Another month, another upgrade for telecommunications contractor Service Stream (SSM). For the 2016 financial year, management now expects earnings before interest, tax, depreciation and amortisation (EBITDA) of at least $35 million. This is a significant improvement over the $25.4 million for the previous financial year and managing director Leigh Mackender is confident of further growth in the coming years. One of the few ASX-listed stocks to perform as well as Service Stream this past year was one we no longer own, Infigen Energy (IFN). Those of you invested with us since the beginning will remember this stock as a core holding for five years between 2010 and 2015. It was a frustrating investment and one that generated mediocre returns, up until the point it was sold. Since then the share price has been on a straight line rise from $0.30 to $1 by the end of May this year.

We thought we had a sound basis for selling the stock. After Infigen disposed of its US business for an underwhelming price, our analysis suggested the upside on its Australian assets was limited and that the group would likely need an equity raise to meet its debt commitments. With the security price up threefold since, either we were wrong, today’s investors are making a big mistake or, most likely, reality is somewhere between the two extremes. Either way, the decision to sell when we did was a costly one.

Early in the month, Watpac (WTP) made the disappointing announcement that its share buy-back will be terminated with immediate effect. It appears that not all capital management policies are as shareholder friendly as Service Stream’s. In our view, Watpac is in the fortunate position of having substantial excess capital, with net cash of $110 million at the end of December. We estimate that around half of this could be considered superfluous to the needs of running the business and should be returned to shareholders. The market capitalisation, currently $142 million, doesn’t come close to reflecting the worth of that extra capital. With significant historical justification — Watpac’s history is littered with poorly-timed capital allocation decisions — we have concerns that the cash balance will be wasted.

Later in the month, the company was awarded a $78 million contract to build the Riverlight residential development in Brisbane. Located six kilometres from Brisbane’s CBD, Riverlight will feature 240 apartments across two residential towers.
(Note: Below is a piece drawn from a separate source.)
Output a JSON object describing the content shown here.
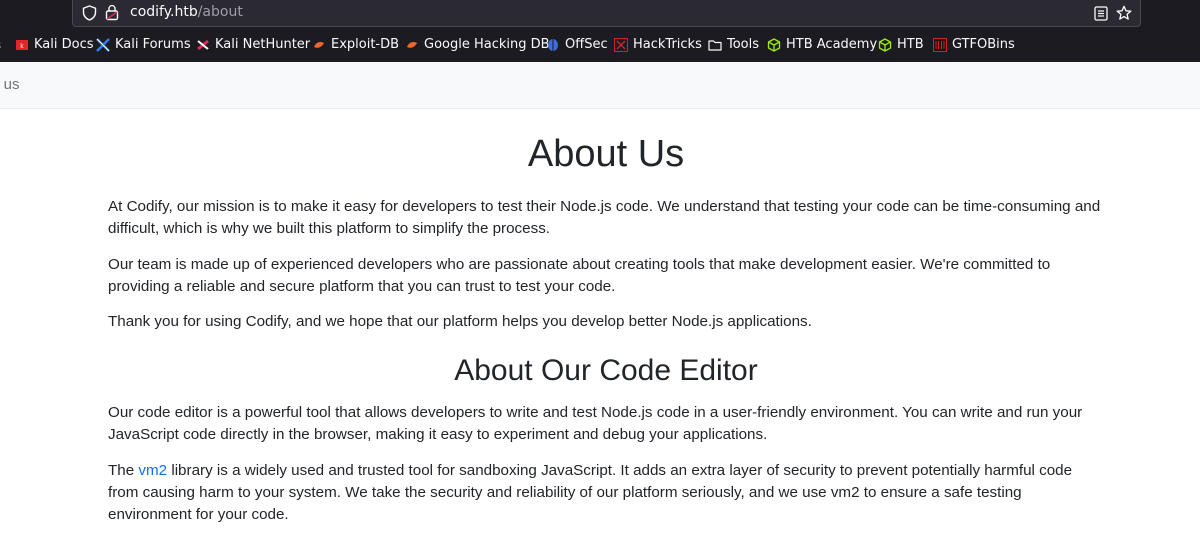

There was no detail around expected duration, revenue or profitability of the contract, nor any analysis by management as to whether it will generate more value than returning capital to shareholders.